Between the way the Hunters run their organisation, and JT's near constant-proximity to family of one manner or another, it does not bode well to go from that type of lifestyle, into what is nothing more than corporate tax write-off (until the Thrashers are sold to an ownership group who gives a fuck) where players are treated as, at best, a commodity. In that situation, the likelihood of not making the M/J-to-NHL jump successfully increases exponentially. I think Rob Schremp (love you sweetie!) is the best example of how a ridiculously great player drafted into the wrong team can result in the steady decline in both attitude and production.
That's not to say Rob was on the level JT is, even though he was an amazing player in Juniors, but it is a perfect example of how a team demanding and expecting perfection can easily ruin a fragile player. JT is a lot tougher, mentally and physically, and he has a lot of the same scrutiny on him as did Sidney Crosby prior to his draft. Going from a world wherein he's the Big Big Fish in the medium sized pond (top news story every night, adoration for him loud and clear, and he's not just enjoyed, but appreciated, encouraged and rewarded) to an enormous ocean of disinterest and ambivalence, will likely result in slower progression into and adjustment to the league, and a slower, and more difficult, acclimation to the utter lack of interest shown in the team by ownership and management, by the media, the city, the NHL on the whole, and in direct correlation, the fans. Not to knock the few die-hard fans Atlanta does have, but I don't think anyone will be soon forgetting either Dan Boyle's extremely public refusal to come to Atlanta, nor sea of empty seats seen by everyone who watches Thrashers home games.
You wanted another example? Sure. How about Kari Lehtonen? Kari was the Sidney Crosby of SM:L when he was drafted and came to North America. Thanks to the critically sharp eye and sharper tongue of Bob Hartley, he is still struggling to live up to the hype that accompanied him being the highest-drafted European goaltender since Olie Kolzig.
Still not convinced? See: Steven Stamkos.
And now that I've written the longest essay since university, I hope everyone came away with something to think about. But just in case you didn't: If a highly touted prospect doesn't pan out in a market that no one cares about - does anyone notice?

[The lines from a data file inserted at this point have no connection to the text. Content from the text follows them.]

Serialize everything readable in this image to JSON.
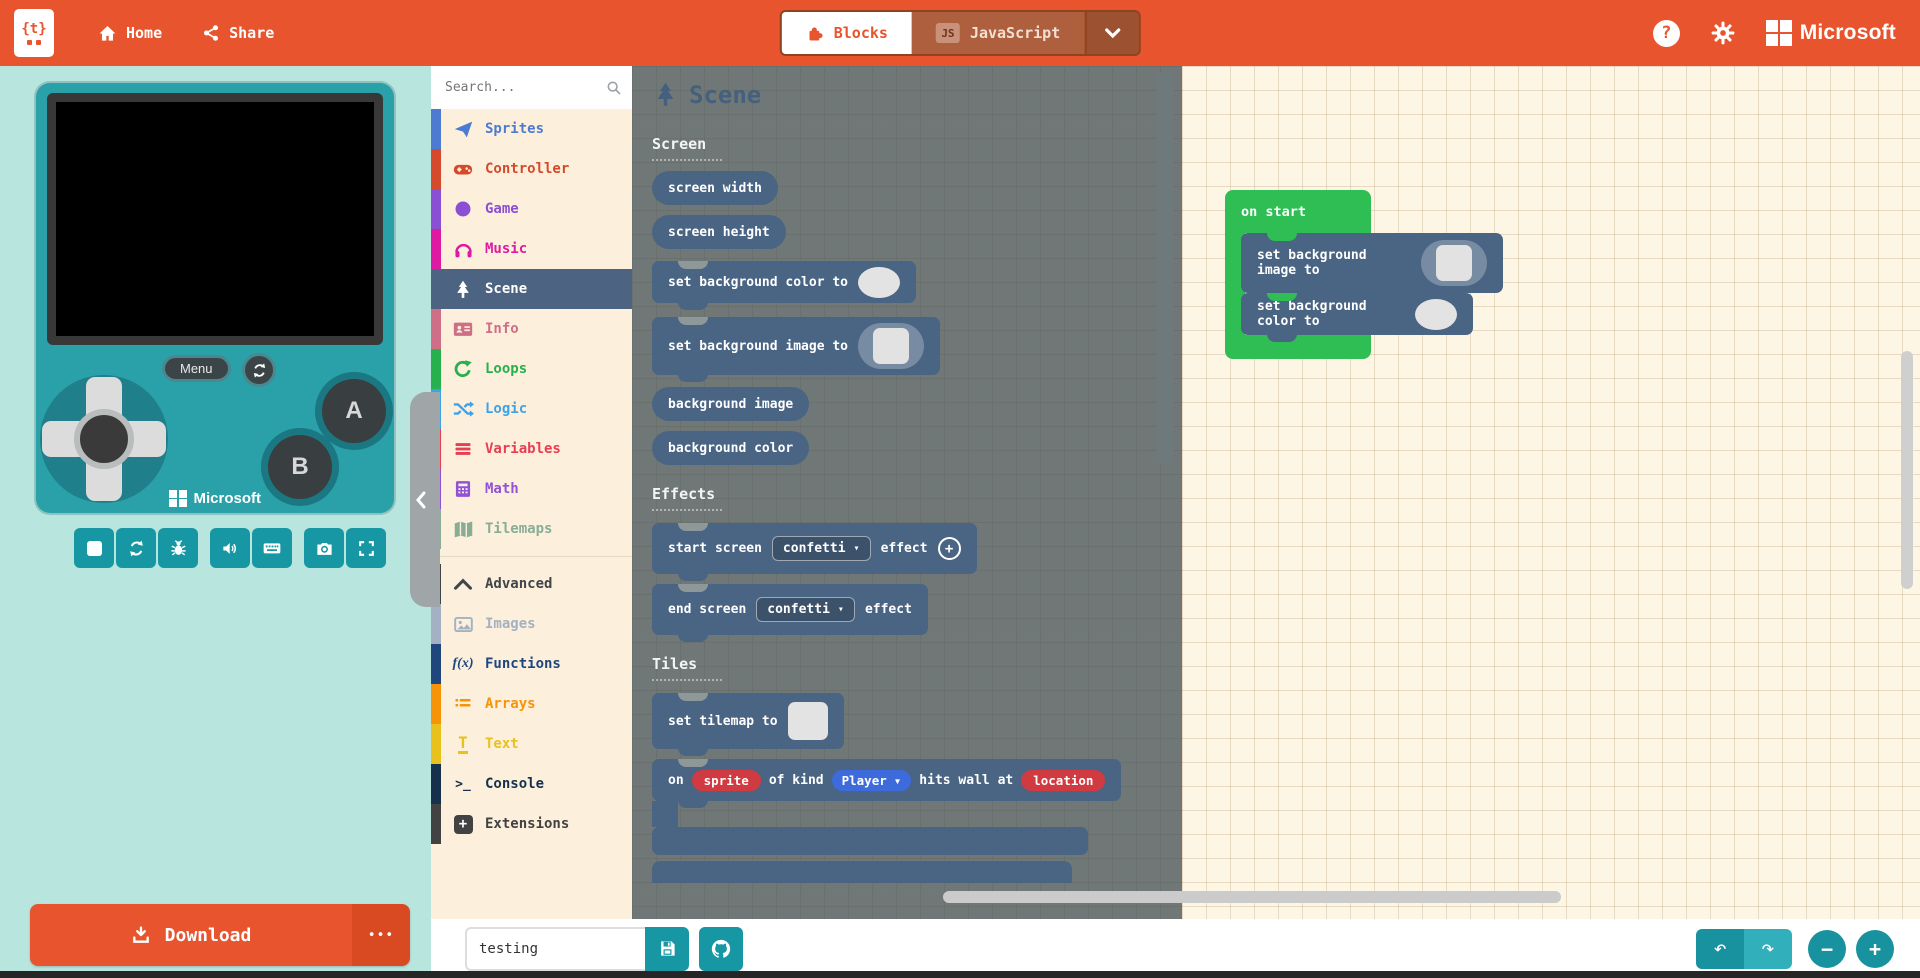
{
  "header": {
    "home": "Home",
    "share": "Share",
    "blocks_tab": "Blocks",
    "javascript_tab": "JavaScript",
    "js_badge": "JS",
    "microsoft": "Microsoft"
  },
  "simulator": {
    "menu": "Menu",
    "a": "A",
    "b": "B",
    "brand": "Microsoft"
  },
  "download": {
    "label": "Download",
    "more": "•••"
  },
  "toolbox": {
    "search_placeholder": "Search...",
    "categories": [
      {
        "label": "Sprites",
        "color": "#4C7BD1"
      },
      {
        "label": "Controller",
        "color": "#D5492C"
      },
      {
        "label": "Game",
        "color": "#8A4FD3"
      },
      {
        "label": "Music",
        "color": "#DF1AA2"
      },
      {
        "label": "Scene",
        "color": "#4C6481"
      },
      {
        "label": "Info",
        "color": "#CF6E87"
      },
      {
        "label": "Loops",
        "color": "#26B04E"
      },
      {
        "label": "Logic",
        "color": "#3FA2E9"
      },
      {
        "label": "Variables",
        "color": "#E83D52"
      },
      {
        "label": "Math",
        "color": "#9152D6"
      },
      {
        "label": "Tilemaps",
        "color": "#87AD97"
      }
    ],
    "advanced": [
      {
        "label": "Advanced",
        "color": "#41454A"
      },
      {
        "label": "Images",
        "color": "#A4B1C2"
      },
      {
        "label": "Functions",
        "color": "#20477D"
      },
      {
        "label": "Arrays",
        "color": "#F79308"
      },
      {
        "label": "Text",
        "color": "#E8C11C"
      },
      {
        "label": "Console",
        "color": "#16314D"
      },
      {
        "label": "Extensions",
        "color": "#424242"
      }
    ]
  },
  "flyout": {
    "title": "Scene",
    "sections": {
      "screen": "Screen",
      "effects": "Effects",
      "tiles": "Tiles"
    },
    "blocks": {
      "screen_width": "screen width",
      "screen_height": "screen height",
      "set_bg_color": "set background color to",
      "set_bg_image": "set background image to",
      "bg_image": "background image",
      "bg_color": "background color",
      "start_screen": "start screen",
      "start_effect_value": "confetti",
      "start_screen_suffix": "effect",
      "end_screen": "end screen",
      "end_effect_value": "confetti",
      "end_screen_suffix": "effect",
      "set_tilemap": "set tilemap to",
      "on": "on",
      "sprite": "sprite",
      "of_kind": "of kind",
      "player": "Player",
      "hits_wall_at": "hits wall at",
      "location": "location"
    }
  },
  "workspace": {
    "on_start": "on start",
    "set_bg_image": "set background image to",
    "set_bg_color": "set background color to"
  },
  "bottombar": {
    "filename": "testing"
  },
  "glyphs": {
    "caret": "▾",
    "undo": "↶",
    "redo": "↷",
    "minus": "−",
    "plus": "+",
    "help": "?",
    "fx": "f(x)",
    "console": ">_",
    "text_T": "T",
    "logo": "{t}"
  },
  "colors": {
    "header": "#E8542D",
    "scene_block": "#4A6483",
    "event_green": "#2EBE54",
    "pill_red": "#D03A41",
    "dropdown_blue": "#3E6BDB",
    "sim_button": "#1697A3"
  }
}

All that said, the way the team is trending, they'll climb out of the basement into mediocrity, and be lucky to get one ball in the lottery tumbler. So perhaps this has all been moot. But you asked, I answered, and if I'm wrong, I'm wrong. But it's not too too often I'm wrong. That was cocky wasn't it? Aah well, is what it is.